Raw data:

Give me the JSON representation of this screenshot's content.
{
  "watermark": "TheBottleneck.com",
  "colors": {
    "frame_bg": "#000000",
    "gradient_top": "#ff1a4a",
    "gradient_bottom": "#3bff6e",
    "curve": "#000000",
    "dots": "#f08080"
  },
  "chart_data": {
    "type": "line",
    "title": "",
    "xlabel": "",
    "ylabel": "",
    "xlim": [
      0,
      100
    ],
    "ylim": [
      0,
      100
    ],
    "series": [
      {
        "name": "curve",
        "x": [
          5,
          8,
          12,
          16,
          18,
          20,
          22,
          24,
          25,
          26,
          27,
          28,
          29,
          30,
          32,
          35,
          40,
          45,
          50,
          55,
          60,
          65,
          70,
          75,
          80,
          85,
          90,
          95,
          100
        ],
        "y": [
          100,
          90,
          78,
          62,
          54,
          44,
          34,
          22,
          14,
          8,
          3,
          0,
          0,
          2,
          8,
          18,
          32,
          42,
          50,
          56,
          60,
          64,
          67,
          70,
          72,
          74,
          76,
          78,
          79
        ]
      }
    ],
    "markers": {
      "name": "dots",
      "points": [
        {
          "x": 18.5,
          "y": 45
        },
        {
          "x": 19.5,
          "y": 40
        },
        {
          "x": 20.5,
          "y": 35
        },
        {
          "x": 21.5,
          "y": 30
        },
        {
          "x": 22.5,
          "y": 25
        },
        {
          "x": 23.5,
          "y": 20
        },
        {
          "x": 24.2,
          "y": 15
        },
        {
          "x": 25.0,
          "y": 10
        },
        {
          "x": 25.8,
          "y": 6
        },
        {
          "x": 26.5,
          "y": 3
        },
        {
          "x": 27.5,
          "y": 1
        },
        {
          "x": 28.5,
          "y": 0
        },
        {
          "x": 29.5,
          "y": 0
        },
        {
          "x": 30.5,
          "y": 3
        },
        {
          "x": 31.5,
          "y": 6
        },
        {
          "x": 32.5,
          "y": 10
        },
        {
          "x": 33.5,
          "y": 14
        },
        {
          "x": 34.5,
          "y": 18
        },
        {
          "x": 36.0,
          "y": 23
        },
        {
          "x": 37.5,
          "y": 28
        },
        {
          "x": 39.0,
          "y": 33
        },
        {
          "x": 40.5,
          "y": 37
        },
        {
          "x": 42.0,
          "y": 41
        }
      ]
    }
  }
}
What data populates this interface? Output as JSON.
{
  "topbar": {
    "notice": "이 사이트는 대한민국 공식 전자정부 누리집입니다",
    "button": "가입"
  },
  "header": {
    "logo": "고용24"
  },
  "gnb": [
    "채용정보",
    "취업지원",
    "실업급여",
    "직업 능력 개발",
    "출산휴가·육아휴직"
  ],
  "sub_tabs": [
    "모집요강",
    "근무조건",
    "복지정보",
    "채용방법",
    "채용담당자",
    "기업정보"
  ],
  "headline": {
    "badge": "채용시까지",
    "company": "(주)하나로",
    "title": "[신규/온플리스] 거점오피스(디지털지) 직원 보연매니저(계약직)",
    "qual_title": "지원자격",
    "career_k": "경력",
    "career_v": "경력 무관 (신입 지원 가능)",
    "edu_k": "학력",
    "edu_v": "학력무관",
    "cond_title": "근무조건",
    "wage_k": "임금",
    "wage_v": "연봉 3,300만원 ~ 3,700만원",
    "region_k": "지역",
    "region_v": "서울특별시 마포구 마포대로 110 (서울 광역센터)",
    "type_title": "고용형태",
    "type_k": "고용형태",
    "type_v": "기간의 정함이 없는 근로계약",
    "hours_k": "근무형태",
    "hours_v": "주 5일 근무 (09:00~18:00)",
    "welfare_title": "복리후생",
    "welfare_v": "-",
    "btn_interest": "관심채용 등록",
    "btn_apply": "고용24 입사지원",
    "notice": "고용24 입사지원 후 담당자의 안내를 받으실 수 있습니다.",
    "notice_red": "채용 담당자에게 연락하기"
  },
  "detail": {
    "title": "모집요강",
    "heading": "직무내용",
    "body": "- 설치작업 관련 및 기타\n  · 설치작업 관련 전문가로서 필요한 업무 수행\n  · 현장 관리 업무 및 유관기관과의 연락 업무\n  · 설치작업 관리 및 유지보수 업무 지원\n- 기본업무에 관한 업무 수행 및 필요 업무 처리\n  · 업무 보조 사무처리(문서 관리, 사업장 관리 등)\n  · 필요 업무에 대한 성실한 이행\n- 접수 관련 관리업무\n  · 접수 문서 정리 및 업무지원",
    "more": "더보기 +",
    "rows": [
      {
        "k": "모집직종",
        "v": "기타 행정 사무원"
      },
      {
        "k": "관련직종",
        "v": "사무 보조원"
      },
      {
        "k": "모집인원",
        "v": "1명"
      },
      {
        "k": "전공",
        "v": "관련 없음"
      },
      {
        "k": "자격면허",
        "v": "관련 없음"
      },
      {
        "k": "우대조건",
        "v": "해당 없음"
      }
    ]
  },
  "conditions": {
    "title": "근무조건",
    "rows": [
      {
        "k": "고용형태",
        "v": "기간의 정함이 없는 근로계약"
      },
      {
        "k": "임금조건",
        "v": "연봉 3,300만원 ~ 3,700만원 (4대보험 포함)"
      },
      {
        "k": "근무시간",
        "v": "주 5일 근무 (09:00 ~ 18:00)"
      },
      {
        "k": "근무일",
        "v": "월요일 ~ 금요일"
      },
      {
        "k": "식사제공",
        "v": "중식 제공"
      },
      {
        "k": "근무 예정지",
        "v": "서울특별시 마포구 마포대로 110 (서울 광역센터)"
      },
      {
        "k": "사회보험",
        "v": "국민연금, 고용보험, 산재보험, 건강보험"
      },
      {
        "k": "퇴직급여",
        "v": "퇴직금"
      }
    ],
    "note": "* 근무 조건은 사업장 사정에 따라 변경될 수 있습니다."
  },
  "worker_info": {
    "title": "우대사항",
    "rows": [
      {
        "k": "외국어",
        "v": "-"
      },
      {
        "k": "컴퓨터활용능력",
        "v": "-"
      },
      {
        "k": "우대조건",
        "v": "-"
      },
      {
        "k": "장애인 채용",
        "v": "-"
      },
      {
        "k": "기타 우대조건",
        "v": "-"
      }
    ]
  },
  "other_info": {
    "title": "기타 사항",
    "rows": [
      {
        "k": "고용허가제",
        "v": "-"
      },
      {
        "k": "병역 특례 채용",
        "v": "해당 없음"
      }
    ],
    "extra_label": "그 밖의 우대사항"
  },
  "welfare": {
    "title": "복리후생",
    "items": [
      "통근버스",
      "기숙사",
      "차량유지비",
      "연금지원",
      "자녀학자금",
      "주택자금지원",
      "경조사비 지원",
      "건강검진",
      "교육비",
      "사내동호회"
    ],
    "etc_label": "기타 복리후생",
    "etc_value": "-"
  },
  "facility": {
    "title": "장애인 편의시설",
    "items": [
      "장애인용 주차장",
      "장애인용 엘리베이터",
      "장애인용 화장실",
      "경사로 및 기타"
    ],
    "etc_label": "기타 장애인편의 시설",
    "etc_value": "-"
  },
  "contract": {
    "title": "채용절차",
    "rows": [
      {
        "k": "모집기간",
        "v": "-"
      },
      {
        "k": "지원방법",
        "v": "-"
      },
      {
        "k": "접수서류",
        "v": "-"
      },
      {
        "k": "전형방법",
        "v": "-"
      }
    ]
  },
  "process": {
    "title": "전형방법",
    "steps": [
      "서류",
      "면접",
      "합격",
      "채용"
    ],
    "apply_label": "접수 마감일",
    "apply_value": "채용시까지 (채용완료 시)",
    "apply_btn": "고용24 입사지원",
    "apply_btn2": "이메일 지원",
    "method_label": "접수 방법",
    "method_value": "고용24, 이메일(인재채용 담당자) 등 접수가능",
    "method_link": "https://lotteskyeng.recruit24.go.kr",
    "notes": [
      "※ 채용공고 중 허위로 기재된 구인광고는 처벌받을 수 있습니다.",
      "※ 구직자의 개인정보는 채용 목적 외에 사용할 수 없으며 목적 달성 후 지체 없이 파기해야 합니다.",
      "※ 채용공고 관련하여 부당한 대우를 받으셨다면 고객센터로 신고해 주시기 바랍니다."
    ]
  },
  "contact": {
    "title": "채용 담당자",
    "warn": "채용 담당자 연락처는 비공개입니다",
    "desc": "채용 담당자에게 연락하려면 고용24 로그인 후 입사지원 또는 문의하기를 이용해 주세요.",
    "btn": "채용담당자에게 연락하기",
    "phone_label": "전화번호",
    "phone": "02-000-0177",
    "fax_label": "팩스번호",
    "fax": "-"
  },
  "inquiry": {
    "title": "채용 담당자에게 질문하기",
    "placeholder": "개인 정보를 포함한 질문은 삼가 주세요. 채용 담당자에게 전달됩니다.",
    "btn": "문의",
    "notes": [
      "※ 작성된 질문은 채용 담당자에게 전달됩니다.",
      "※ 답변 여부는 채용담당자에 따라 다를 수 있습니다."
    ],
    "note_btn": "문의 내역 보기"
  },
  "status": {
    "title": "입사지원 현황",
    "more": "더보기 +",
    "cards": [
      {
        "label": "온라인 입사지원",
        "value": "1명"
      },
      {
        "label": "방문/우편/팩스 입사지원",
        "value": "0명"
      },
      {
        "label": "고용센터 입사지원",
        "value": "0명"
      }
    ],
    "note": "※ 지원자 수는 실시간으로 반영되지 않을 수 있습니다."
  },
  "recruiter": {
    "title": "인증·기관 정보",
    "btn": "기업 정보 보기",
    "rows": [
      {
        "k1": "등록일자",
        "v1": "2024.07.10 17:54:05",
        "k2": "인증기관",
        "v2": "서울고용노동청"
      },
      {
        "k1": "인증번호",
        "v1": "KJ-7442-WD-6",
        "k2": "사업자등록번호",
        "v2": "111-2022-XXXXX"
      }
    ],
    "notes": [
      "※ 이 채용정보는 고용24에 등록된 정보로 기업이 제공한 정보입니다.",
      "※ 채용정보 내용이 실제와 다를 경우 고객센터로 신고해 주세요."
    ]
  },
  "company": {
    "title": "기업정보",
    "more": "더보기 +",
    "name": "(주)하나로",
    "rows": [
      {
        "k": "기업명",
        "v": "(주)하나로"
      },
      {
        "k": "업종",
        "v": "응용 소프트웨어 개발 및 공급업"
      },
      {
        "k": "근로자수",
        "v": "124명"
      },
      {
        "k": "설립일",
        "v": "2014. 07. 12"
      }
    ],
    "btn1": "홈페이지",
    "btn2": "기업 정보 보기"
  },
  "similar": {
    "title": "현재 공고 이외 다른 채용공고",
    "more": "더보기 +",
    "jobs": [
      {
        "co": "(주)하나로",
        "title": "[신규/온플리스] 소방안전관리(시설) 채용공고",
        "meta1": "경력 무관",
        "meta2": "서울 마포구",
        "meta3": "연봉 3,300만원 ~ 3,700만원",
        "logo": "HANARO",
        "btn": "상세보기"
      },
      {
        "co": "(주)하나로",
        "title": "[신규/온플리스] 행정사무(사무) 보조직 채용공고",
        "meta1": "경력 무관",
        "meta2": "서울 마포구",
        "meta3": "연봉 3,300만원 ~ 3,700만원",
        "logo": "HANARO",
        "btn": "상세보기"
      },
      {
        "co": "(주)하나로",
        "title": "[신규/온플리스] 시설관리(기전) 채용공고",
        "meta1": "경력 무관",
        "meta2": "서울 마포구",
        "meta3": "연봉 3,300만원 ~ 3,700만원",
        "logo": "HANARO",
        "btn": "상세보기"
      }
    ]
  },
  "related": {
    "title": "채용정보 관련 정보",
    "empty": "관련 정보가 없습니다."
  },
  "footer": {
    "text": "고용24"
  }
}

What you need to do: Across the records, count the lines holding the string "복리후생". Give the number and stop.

Answer area: 3